Remembering Dr. Martin Luther King Jr.
Every year on the third Monday in January we have a day dedicated to honoring Martin Luther King Jr.
A civil rights activist and leader in the movement to end racial segregation in the United States, Martin Luther King was assassinated in 1968. Shortly after his death, a campaign was started to dedicate his birthday (January 15th) a federal holiday in his honor. But making MLK Day a holiday became yet another long battle that took years to become official, and this battle would not be fought by Dr. King, but by his widow, Coretta.
After Martin’s death Coretta Scott King became determined to have her husband’s birthday honored nationwide.

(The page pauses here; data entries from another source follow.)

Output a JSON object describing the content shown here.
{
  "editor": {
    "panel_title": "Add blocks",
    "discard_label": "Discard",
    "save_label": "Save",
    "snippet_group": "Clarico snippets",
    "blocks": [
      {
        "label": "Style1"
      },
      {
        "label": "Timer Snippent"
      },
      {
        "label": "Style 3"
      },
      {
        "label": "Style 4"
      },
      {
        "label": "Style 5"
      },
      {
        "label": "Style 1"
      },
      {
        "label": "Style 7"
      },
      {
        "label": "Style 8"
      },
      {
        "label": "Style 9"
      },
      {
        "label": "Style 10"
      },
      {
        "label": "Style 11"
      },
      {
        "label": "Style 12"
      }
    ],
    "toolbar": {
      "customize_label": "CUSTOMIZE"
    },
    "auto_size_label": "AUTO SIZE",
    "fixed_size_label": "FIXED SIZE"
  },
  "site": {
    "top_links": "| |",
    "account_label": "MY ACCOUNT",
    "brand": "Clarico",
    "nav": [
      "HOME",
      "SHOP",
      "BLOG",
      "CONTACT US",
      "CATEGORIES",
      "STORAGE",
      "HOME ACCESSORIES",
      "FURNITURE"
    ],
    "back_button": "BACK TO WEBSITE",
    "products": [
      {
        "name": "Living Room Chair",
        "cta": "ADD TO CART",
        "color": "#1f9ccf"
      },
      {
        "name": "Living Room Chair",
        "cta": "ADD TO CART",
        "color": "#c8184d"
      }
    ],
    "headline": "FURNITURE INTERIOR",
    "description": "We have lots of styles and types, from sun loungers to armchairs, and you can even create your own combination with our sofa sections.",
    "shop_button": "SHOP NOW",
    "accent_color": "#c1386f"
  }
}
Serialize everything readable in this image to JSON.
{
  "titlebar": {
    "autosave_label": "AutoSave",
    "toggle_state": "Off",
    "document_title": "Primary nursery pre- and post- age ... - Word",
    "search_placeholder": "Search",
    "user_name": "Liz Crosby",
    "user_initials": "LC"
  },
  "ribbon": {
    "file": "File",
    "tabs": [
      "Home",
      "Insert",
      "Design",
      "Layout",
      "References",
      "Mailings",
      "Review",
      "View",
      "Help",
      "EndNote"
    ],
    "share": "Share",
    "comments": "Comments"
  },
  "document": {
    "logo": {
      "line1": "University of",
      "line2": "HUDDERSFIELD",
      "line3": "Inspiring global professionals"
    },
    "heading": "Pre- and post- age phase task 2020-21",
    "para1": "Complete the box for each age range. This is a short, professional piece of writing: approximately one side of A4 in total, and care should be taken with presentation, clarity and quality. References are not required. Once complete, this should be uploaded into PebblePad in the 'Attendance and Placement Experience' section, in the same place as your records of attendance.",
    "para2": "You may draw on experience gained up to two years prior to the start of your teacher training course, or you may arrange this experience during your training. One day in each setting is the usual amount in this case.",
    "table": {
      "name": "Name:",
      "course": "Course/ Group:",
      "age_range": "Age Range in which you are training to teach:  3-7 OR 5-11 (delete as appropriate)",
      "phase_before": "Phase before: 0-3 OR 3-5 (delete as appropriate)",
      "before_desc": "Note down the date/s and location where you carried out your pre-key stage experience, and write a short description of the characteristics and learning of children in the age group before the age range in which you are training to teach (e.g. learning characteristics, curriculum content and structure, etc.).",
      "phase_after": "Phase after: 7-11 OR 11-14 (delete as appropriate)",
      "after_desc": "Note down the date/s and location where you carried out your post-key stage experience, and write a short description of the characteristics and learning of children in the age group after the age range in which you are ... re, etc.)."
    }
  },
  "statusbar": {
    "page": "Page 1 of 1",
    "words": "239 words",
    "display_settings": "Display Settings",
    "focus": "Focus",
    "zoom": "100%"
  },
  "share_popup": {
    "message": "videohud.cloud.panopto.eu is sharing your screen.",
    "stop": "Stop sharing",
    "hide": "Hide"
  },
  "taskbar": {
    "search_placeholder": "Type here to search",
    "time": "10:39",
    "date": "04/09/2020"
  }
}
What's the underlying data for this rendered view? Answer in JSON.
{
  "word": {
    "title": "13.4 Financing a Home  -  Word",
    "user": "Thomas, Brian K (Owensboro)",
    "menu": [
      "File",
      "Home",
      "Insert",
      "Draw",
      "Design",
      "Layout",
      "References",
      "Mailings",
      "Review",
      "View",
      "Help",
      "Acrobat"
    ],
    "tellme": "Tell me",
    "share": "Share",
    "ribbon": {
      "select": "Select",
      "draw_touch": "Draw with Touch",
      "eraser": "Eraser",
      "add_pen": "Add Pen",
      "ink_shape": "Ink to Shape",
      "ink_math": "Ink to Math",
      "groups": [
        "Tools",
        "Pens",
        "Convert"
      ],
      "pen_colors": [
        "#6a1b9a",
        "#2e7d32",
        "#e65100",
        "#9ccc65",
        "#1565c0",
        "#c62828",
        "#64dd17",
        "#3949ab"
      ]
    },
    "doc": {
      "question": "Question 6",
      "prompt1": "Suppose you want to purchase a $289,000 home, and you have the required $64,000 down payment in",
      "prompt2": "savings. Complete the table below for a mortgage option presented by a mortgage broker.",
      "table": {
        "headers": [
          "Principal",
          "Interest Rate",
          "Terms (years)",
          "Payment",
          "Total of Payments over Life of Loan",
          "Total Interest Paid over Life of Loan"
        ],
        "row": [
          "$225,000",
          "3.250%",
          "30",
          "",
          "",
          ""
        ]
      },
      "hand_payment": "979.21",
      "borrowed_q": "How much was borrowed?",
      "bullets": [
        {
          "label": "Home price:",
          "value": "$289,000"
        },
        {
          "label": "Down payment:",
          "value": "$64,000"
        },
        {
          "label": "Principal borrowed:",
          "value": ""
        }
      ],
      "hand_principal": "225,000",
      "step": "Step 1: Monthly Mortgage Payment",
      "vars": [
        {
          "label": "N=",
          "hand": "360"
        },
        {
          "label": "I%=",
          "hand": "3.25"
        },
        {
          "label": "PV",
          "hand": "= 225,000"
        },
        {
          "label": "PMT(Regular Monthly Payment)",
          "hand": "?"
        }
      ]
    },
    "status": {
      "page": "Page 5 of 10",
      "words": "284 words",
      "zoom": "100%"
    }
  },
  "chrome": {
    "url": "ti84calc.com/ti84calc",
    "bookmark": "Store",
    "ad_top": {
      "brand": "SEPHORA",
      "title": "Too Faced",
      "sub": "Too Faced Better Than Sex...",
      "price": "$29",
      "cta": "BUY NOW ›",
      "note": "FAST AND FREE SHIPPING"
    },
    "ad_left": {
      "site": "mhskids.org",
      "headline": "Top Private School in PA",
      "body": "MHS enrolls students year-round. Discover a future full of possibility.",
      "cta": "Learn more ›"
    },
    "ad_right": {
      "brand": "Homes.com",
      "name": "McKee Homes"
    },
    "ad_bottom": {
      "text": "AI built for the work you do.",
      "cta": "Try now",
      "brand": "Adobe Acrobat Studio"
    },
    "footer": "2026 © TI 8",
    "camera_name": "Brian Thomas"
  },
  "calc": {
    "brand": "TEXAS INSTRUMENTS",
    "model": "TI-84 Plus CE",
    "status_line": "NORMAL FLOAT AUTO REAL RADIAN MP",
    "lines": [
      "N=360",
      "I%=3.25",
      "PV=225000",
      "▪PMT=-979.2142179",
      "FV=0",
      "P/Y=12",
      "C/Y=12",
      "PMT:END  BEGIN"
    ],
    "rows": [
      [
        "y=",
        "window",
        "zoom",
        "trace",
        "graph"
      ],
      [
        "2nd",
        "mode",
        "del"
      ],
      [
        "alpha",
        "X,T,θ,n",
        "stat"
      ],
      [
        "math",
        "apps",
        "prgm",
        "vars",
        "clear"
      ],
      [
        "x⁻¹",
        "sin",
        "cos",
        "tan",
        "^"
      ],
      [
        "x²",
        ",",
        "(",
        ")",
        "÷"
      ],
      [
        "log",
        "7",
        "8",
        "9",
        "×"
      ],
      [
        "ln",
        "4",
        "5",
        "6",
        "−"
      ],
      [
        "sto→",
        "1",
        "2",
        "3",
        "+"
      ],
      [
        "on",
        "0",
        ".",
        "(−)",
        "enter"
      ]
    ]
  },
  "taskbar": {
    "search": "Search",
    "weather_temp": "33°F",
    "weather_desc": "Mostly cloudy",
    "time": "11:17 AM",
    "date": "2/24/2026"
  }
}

Coretta immediately took action. She founded The Martin Luther King Jr. Center; became leader of The King Holiday campaign; launched King Holiday petitions that contained over 6 million signatures nationwide and testified before congress in behalf of The King Holiday Bill.
In 1980 world acclaimed musician Stevie Wonder released “Happy Birthday” a song commemorating Dr. King and exhorting the holiday in his honor. The song brought even more attention to the bill and more people began to urge it's passing.
31 years later, on June 7th 1999, Governor Jean Shaheen of New Hampshire became the final governor to sign The King Holiday legislation, making Martin Luther King Day a national holiday in all 50 states.
Today we should highlight and celebrate the life and accomplishments of Martin Luther King Jr. by encouraging others to reflect on his principles and his message. This year more so than ever, with recent unfortunate events occurring around the world, it’s extremely important for us to remember what Dr. King fought so hard to achieve; nonviolent social change and racial equality.